U.N. Regional Climate Change Forecast For Midwest Shows Greater Risk For Extreme Flooding
The latest United Nations report on climate change, for the first time, includes findings and predictions by region. That's caught the eye of University of Wisconsin-Madison health and environment professor Jonathan Patz.
Patz tells WUWM that for the Upper Midwest, or central North America, "they report with high confidence, extreme flooding. So, very heavy rainfall because remember climate change is not just warming, warmer air holds more moisture. So when it rains, it can really rain hard."
Patz worked on some of the previous reports by the U.N. Intergovernmental Panel on Climate Change, or IPCC. He now directs the UW's Global Health Institute.
Patz draws on his public health background to add: "Not only do floods contaminate water, and we've shown an increase in childhood visits to the doctor because of gastrointestinal illness following heavy rainfall events — we've shown that in central Wisconsin."

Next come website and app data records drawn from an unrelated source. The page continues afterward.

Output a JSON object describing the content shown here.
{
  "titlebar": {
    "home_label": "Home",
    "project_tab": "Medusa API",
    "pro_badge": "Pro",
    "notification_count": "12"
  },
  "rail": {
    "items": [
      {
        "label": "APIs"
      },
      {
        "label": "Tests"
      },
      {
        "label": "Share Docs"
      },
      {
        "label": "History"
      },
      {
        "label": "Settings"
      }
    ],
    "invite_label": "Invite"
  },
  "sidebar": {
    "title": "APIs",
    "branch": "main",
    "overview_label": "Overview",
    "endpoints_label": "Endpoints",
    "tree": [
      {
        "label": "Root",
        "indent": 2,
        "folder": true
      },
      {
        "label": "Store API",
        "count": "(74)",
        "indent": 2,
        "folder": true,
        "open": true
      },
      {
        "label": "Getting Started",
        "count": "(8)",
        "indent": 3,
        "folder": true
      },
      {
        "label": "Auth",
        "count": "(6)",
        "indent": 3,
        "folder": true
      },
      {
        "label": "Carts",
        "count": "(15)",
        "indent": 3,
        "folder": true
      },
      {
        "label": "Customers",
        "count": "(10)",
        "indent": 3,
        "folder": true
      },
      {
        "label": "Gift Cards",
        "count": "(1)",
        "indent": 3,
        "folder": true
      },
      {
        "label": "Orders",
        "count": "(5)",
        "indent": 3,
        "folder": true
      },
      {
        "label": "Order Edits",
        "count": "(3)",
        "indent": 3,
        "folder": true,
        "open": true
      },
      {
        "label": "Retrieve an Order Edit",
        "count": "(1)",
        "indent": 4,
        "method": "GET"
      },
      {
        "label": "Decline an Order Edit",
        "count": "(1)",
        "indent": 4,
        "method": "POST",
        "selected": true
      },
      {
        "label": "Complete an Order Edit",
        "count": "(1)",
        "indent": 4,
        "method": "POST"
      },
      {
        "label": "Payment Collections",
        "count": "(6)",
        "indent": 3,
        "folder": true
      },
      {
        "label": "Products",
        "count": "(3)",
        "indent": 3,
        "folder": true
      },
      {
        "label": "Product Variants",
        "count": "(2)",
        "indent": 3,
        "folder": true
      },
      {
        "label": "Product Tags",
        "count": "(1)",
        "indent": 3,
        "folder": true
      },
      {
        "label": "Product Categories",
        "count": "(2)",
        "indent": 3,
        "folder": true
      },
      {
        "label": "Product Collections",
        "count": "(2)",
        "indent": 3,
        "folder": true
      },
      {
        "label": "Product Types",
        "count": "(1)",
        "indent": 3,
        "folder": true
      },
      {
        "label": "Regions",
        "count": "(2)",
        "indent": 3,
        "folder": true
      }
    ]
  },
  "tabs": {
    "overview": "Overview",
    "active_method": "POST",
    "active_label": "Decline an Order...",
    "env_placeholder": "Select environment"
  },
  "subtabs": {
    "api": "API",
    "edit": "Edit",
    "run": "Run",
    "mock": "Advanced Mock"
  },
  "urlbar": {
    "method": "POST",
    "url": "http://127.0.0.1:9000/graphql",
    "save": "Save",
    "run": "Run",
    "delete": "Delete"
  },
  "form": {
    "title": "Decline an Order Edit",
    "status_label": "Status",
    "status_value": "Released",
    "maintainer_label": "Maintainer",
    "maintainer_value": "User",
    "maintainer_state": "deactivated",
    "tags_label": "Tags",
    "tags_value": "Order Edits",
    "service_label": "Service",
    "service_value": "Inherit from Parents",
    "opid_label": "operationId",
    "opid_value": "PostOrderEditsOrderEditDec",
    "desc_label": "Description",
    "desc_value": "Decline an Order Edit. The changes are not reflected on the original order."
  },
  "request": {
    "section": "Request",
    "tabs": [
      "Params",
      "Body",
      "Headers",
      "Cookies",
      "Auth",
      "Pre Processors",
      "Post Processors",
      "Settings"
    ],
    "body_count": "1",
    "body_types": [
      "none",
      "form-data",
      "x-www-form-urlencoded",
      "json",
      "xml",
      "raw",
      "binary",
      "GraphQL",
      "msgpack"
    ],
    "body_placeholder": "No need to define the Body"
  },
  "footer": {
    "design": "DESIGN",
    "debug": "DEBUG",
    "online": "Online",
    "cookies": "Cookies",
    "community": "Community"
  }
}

He continues, "We've also studied the effect of heavy rainfall and runoff for urban areas. For example, Chicago, we looked at combined sewage overflow events (rain overwhelming sewage treatment systems, resulting in the release of partly or untreated treated sewage intro surface waters) that happened because of heavy runoff, and our modeling showed a doubling of that risk due to heavy rainfall events that are projected for the region."
Patz also warns of heavy downpours flooding basements — leaving moisture and mold. "And we see terrible problems with asthma and respiratory issues after floods," he adds.
Federal policies addressing climate change can make a difference, Patz says. He says an infrastructure bill now in Congress would help the growth of renewable energy that can reduce heat-producing emissions from the burning of fossil fuels, such as oil, coal and natural gas.